Please set down the data again exactly, minus the pictures.

(Stored entries)
--- START ---

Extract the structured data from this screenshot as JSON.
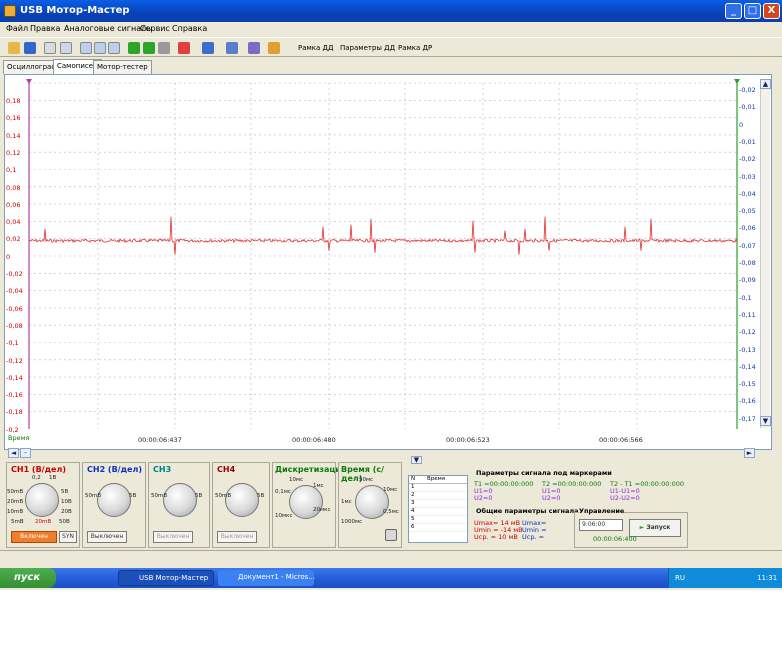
{
  "window": {
    "title": "USB Мотор-Мастер",
    "minimize": "_",
    "maximize": "□",
    "close": "X"
  },
  "menu": [
    "Файл",
    "Правка",
    "Аналоговые сигналы",
    "Сервис",
    "Справка"
  ],
  "toolbar": {
    "btn1": "Рамка ДД",
    "btn2": "Параметры ДД",
    "btn3": "Рамка ДР"
  },
  "tabs": [
    "Осциллограф",
    "Самописец",
    "Мотор-тестер"
  ],
  "plot": {
    "y_left": [
      "0,18",
      "0,16",
      "0,14",
      "0,12",
      "0,1",
      "0,08",
      "0,06",
      "0,04",
      "0,02",
      "0",
      "-0,02",
      "-0,04",
      "-0,06",
      "-0,08",
      "-0,1",
      "-0,12",
      "-0,14",
      "-0,16",
      "-0,18",
      "-0,2"
    ],
    "y_right": [
      "-0,02",
      "-0,01",
      "0",
      "-0,01",
      "-0,02",
      "-0,03",
      "-0,04",
      "-0,05",
      "-0,06",
      "-0,07",
      "-0,08",
      "-0,09",
      "-0,1",
      "-0,11",
      "-0,12",
      "-0,13",
      "-0,14",
      "-0,15",
      "-0,16",
      "-0,17"
    ],
    "time_label": "Время",
    "x_ticks": [
      "00:00:06:437",
      "00:00:06:480",
      "00:00:06:523",
      "00:00:06:566"
    ],
    "trace_color": "#e03030"
  },
  "channels": [
    {
      "label": "CH1 (В/дел)",
      "color": "#cc0000",
      "value": "20mВ",
      "button": "Включен",
      "sync": "SYN"
    },
    {
      "label": "CH2 (В/дел)",
      "color": "#1030c0",
      "button": "Выключен"
    },
    {
      "label": "CH3",
      "color": "#008080",
      "button": "Выключен"
    },
    {
      "label": "CH4",
      "color": "#9a0000",
      "button": "Выключен"
    }
  ],
  "knob_ticks": {
    "top": "0,2",
    "top2": "1В",
    "left1": "50mВ",
    "left2": "20mВ",
    "left3": "10mВ",
    "left4": "5mВ",
    "right1": "5В",
    "right2": "10В",
    "right3": "20В",
    "right4": "50В"
  },
  "sampling": {
    "label": "Дискретизация",
    "t1": "10мс",
    "t2": "1мс",
    "t3": "0,1мс",
    "t4": "10мкс",
    "t5": "50мс",
    "t6": "20мкс"
  },
  "time_div": {
    "label": "Время (с/дел)",
    "t1": "50мс",
    "t2": "10мс",
    "t3": "1мс",
    "t4": "0,5мс",
    "t5": "5мс",
    "t6": "1000мс"
  },
  "table": {
    "col1": "N",
    "col2": "Время",
    "rows": [
      "1",
      "2",
      "3",
      "4",
      "5",
      "6"
    ]
  },
  "markers": {
    "title": "Параметры сигнала под маркерами",
    "t1": "T1 =00:00:00:000",
    "t2": "T2 =00:00:00:000",
    "dt": "T2 - T1 =00:00:00:000",
    "u1a": "U1=0",
    "u1b": "U2=0",
    "u2a": "U1=0",
    "u2b": "U2=0",
    "ua": "U1-U1=0",
    "ub": "U2-U2=0",
    "general": "Общие параметры сигнала",
    "umax": "Umax= 14 мВ",
    "umin": "Umin = -14 мВ",
    "ucp": "Ucp. = 10 мВ",
    "umax2": "Umax=",
    "umin2": "Umin =",
    "ucp2": "Ucp. ="
  },
  "control": {
    "label": "Управление",
    "time": "9:06:00",
    "elapsed": "00:00:06:400",
    "start": "Запуск"
  },
  "taskbar": {
    "start": "пуск",
    "task1": "USB Мотор-Мастер",
    "task2": "Документ1 - Micros...",
    "lang": "RU",
    "clock": "11:31"
  }
}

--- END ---

• TASK RESPONSE:
Extract the structured data from this screenshot as JSON.
{
  "window": {
    "title": "USB Мотор-Мастер",
    "minimize": "_",
    "maximize": "□",
    "close": "X"
  },
  "menu": [
    "Файл",
    "Правка",
    "Аналоговые сигналы",
    "Сервис",
    "Справка"
  ],
  "toolbar": {
    "btn1": "Рамка ДД",
    "btn2": "Параметры ДД",
    "btn3": "Рамка ДР"
  },
  "tabs": [
    "Осциллограф",
    "Самописец",
    "Мотор-тестер"
  ],
  "plot": {
    "y_left": [
      "0,18",
      "0,16",
      "0,14",
      "0,12",
      "0,1",
      "0,08",
      "0,06",
      "0,04",
      "0,02",
      "0",
      "-0,02",
      "-0,04",
      "-0,06",
      "-0,08",
      "-0,1",
      "-0,12",
      "-0,14",
      "-0,16",
      "-0,18",
      "-0,2"
    ],
    "y_right": [
      "-0,02",
      "-0,01",
      "0",
      "-0,01",
      "-0,02",
      "-0,03",
      "-0,04",
      "-0,05",
      "-0,06",
      "-0,07",
      "-0,08",
      "-0,09",
      "-0,1",
      "-0,11",
      "-0,12",
      "-0,13",
      "-0,14",
      "-0,15",
      "-0,16",
      "-0,17"
    ],
    "time_label": "Время",
    "x_ticks": [
      "00:00:06:437",
      "00:00:06:480",
      "00:00:06:523",
      "00:00:06:566"
    ],
    "trace_color": "#e03030"
  },
  "channels": [
    {
      "label": "CH1 (В/дел)",
      "color": "#cc0000",
      "value": "20mВ",
      "button": "Включен",
      "sync": "SYN"
    },
    {
      "label": "CH2 (В/дел)",
      "color": "#1030c0",
      "button": "Выключен"
    },
    {
      "label": "CH3",
      "color": "#008080",
      "button": "Выключен"
    },
    {
      "label": "CH4",
      "color": "#9a0000",
      "button": "Выключен"
    }
  ],
  "knob_ticks": {
    "top": "0,2",
    "top2": "1В",
    "left1": "50mВ",
    "left2": "20mВ",
    "left3": "10mВ",
    "left4": "5mВ",
    "right1": "5В",
    "right2": "10В",
    "right3": "20В",
    "right4": "50В"
  },
  "sampling": {
    "label": "Дискретизация",
    "t1": "10мс",
    "t2": "1мс",
    "t3": "0,1мс",
    "t4": "10мкс",
    "t5": "50мс",
    "t6": "20мкс"
  },
  "time_div": {
    "label": "Время (с/дел)",
    "t1": "50мс",
    "t2": "10мс",
    "t3": "1мс",
    "t4": "0,5мс",
    "t5": "5мс",
    "t6": "1000мс"
  },
  "table": {
    "col1": "N",
    "col2": "Время",
    "rows": [
      "1",
      "2",
      "3",
      "4",
      "5",
      "6"
    ]
  },
  "markers": {
    "title": "Параметры сигнала под маркерами",
    "t1": "T1 =00:00:00:000",
    "t2": "T2 =00:00:00:000",
    "dt": "T2 - T1 =00:00:00:000",
    "u1a": "U1=0",
    "u1b": "U2=0",
    "u2a": "U1=0",
    "u2b": "U2=0",
    "ua": "U1-U1=0",
    "ub": "U2-U2=0",
    "general": "Общие параметры сигнала",
    "umax": "Umax= 14 мВ",
    "umin": "Umin = -14 мВ",
    "ucp": "Ucp. = 10 мВ",
    "umax2": "Umax=",
    "umin2": "Umin =",
    "ucp2": "Ucp. ="
  },
  "control": {
    "label": "Управление",
    "time": "9:06:00",
    "elapsed": "00:00:06:400",
    "start": "Запуск"
  },
  "taskbar": {
    "start": "пуск",
    "task1": "USB Мотор-Мастер",
    "task2": "Документ1 - Micros...",
    "lang": "RU",
    "clock": "11:31"
  }
}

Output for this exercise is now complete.